## Listed entries:
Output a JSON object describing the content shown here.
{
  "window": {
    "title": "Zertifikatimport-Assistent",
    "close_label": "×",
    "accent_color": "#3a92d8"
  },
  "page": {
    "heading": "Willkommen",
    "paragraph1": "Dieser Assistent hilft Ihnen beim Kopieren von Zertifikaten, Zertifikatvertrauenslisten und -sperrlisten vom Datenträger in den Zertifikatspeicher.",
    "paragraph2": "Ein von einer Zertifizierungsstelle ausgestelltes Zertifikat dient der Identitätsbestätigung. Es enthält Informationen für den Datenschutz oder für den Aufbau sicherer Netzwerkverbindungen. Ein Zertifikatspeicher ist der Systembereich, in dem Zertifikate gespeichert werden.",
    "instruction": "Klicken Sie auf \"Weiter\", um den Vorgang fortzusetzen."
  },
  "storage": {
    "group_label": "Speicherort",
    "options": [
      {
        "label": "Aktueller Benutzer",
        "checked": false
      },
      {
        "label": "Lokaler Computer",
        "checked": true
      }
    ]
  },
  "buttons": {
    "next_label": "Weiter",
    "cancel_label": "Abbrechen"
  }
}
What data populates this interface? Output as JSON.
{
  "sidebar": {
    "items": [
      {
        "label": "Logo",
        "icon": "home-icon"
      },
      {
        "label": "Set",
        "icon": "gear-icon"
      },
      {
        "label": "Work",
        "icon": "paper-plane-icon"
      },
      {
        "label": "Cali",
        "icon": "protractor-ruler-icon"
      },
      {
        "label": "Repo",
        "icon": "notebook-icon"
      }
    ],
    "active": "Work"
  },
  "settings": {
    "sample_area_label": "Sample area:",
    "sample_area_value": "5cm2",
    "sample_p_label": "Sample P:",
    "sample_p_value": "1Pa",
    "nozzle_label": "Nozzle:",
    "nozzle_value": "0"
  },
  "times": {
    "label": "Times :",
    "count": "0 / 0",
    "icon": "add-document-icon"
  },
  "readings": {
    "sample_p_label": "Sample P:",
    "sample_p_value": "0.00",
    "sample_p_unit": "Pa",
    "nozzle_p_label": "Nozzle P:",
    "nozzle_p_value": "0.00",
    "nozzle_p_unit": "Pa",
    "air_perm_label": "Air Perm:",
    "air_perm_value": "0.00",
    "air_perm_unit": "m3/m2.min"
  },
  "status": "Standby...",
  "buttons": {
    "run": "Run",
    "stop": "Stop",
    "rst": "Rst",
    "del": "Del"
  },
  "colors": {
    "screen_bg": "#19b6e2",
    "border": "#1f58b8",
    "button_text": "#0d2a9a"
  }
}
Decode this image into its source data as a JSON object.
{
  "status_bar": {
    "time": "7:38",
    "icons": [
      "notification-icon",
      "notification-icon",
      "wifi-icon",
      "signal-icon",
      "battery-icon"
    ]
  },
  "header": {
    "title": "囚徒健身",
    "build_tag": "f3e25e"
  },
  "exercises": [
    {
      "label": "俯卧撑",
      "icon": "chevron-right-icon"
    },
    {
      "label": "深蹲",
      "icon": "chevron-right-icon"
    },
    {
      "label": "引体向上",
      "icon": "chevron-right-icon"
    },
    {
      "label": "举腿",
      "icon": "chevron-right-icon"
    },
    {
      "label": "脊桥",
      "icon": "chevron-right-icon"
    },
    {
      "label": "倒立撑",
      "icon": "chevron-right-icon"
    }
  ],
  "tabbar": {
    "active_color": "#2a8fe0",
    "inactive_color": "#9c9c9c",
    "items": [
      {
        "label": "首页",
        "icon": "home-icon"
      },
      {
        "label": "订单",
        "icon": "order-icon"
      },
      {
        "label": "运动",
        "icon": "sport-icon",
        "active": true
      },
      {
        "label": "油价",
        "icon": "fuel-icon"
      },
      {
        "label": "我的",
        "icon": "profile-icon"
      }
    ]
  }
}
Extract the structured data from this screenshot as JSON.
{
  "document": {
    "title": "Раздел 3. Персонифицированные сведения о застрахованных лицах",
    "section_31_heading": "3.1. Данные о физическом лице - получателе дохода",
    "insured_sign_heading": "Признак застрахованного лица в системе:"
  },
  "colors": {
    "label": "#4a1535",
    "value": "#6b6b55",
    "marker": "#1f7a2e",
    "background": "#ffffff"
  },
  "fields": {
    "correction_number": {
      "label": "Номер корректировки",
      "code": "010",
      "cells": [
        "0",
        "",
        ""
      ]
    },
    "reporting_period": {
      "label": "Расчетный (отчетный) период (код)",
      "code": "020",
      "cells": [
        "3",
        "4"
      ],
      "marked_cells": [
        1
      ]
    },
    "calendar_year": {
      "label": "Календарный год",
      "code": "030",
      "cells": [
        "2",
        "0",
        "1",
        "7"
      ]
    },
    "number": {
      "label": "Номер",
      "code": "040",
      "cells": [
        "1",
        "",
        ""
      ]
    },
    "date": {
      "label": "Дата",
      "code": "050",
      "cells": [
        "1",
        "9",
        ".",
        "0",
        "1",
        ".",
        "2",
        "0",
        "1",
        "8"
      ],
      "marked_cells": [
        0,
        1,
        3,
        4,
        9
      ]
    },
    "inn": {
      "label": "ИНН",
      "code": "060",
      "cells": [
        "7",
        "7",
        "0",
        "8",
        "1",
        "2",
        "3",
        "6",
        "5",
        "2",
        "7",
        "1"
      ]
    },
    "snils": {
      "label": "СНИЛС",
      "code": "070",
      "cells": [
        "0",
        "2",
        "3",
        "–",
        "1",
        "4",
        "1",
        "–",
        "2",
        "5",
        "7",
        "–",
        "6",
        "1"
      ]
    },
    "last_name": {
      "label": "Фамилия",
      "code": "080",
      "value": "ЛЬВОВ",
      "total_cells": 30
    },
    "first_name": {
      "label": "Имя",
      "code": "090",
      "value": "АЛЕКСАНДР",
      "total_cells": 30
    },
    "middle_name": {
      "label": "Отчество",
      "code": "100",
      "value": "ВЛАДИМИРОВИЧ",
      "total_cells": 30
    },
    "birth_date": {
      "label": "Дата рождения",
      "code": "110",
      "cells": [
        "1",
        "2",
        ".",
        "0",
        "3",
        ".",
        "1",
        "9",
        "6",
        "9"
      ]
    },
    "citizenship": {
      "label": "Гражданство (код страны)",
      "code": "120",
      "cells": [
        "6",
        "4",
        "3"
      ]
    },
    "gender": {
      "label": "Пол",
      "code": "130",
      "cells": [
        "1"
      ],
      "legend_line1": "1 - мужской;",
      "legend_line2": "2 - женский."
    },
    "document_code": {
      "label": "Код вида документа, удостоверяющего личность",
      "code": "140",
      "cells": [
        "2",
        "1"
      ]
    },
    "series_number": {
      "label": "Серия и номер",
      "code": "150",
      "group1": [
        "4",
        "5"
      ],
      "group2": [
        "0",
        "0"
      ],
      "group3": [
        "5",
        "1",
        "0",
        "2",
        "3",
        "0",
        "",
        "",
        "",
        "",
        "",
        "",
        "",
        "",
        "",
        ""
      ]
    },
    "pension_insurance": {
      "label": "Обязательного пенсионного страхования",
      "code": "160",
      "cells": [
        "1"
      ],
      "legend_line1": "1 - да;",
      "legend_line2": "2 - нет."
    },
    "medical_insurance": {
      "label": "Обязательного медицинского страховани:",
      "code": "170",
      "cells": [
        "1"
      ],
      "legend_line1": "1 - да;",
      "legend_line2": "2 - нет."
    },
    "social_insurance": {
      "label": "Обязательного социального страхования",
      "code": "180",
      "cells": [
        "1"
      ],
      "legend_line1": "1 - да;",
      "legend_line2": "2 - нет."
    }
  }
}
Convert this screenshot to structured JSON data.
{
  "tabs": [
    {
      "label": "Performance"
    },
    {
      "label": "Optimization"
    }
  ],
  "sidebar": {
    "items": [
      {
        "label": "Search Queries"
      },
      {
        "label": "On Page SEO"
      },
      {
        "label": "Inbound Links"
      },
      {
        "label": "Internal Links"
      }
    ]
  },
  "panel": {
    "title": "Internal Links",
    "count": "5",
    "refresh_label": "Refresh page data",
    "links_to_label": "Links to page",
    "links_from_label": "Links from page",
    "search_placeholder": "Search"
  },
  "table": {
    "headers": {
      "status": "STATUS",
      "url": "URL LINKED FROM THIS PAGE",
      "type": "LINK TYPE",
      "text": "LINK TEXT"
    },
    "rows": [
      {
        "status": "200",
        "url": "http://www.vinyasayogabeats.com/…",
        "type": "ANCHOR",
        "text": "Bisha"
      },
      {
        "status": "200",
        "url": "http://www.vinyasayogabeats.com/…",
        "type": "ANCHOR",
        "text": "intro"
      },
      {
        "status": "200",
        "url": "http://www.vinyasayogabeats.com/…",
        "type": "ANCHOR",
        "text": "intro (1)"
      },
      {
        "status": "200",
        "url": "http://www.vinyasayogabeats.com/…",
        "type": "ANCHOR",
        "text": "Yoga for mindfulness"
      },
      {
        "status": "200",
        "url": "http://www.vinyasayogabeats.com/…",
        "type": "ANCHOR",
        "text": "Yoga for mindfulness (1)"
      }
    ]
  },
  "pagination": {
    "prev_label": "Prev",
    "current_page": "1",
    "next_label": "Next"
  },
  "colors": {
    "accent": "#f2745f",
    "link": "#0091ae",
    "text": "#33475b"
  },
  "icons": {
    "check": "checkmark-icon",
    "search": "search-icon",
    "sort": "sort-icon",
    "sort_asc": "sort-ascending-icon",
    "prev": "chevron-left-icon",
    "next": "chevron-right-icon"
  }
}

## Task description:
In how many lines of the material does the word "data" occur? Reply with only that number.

## Written solution:
5